Zhou, Zijian, et al. “Accessing long lived (1)H states via (2)H couplings.Journal of Magnetic Resonance (San Diego, Calif. : 1997), vol. 263, Feb. 2016, pp. 108–15. Epmc, doi:10.1016/j.jmr.2015.12.020. Full Text


Villafaña, T. E., et al. “Historical pigments revealed by pump-probe microscopy.” Laser Science, Ls 2012, 2012.

Warren, Warren S. “Applications of novel nonlinear imaging: From melanoma diagnosis to art restoration.” Abstracts of Papers of the American Chemical Society, vol. 244, AMER CHEMICAL SOC, 2012.

Li, B., et al. “Homodyne near-degenerate four-wave-mixing microscopy for graphene imaging and biomedical applications.” Cleo: Science and Innovations, Cleo Si 2012, 2012. Scopus, doi:10.1364/cleo_si.2012.cf1b.3. Full Text

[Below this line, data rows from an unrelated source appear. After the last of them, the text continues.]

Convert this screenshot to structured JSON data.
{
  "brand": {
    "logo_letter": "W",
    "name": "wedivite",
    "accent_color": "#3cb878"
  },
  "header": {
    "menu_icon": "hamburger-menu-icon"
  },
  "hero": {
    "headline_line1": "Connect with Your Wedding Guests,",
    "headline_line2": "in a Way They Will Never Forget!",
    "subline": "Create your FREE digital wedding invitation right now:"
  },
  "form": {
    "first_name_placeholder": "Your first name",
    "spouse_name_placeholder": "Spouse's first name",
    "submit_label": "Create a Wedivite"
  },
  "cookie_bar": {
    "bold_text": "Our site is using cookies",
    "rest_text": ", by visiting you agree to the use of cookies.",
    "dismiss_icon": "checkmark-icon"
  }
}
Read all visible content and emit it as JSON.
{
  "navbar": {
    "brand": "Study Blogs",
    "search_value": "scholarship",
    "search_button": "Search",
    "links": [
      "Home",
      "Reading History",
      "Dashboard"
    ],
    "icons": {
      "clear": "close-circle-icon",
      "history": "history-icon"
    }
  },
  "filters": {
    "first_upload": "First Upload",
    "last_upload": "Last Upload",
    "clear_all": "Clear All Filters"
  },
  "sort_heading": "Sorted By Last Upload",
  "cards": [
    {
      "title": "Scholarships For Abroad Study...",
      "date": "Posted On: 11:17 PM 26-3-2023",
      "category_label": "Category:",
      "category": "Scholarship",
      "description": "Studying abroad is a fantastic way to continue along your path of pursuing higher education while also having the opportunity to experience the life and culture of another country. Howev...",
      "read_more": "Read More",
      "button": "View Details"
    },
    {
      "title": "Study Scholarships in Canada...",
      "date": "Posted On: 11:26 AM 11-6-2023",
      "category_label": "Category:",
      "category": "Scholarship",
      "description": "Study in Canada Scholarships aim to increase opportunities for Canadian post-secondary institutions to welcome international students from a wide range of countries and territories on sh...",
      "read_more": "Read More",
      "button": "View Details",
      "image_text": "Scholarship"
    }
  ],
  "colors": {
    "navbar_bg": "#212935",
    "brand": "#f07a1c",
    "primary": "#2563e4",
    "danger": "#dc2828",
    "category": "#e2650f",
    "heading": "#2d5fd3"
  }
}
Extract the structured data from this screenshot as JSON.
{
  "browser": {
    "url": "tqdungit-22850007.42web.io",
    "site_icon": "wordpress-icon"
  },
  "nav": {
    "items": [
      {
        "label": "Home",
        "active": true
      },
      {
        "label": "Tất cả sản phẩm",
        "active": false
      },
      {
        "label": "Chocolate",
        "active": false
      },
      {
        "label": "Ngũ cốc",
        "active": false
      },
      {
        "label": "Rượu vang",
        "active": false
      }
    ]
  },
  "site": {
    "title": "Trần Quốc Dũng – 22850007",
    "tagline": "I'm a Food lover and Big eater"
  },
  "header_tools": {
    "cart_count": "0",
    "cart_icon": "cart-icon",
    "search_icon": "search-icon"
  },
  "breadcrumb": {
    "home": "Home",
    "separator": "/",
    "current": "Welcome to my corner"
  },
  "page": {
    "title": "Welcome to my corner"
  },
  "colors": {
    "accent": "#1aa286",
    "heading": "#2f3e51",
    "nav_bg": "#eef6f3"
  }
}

Wilson, J. W., et al. “Nonlinear cross-phase modulation microscopy using spectral shifting.” Cleo: Applications and Technology, Cleo at 2012, 2012. Scopus, doi:10.1364/cleo_at.2012.jw3g.2. Full Text

Samineni, P., et al. “Pump-probe microscopy of pigments used in historical art.” Cleo: Science and Innovations, Cleo Si 2012, 2012. Scopus, doi:10.1364/cleo_si.2012.cf1b.1. Full Text

Simpson, M. J., et al. “Pump-probe imaging of melanin identifies metastatic potential of melanoma.” Frontiers in Optics, Fio 2012, 2012. Scopus, doi:10.1364/fio.2012.ftu1c.5. Full Text

Li, B., et al. “Optimizing shape of femtosecond laser pulses for homodyne detection of nonlinear optical signals.” Optics Infobase Conference Papers, 2011.

Fischer, M. C., et al. “Accessing nonlinear phase contrast in biological tissue using femtosecond laser pulse shaping.” Optics Infobase Conference Papers, 2011.

Samineni, P., et al. “Cross-phase modulation microscopy.” Optics Infobase Conference Papers, 2011.

Claytor, K., et al. “Femtosecond pulse shaping enables nonlinear imaging in highly scattering materials.” Optics Infobase Conference Papers, 2011.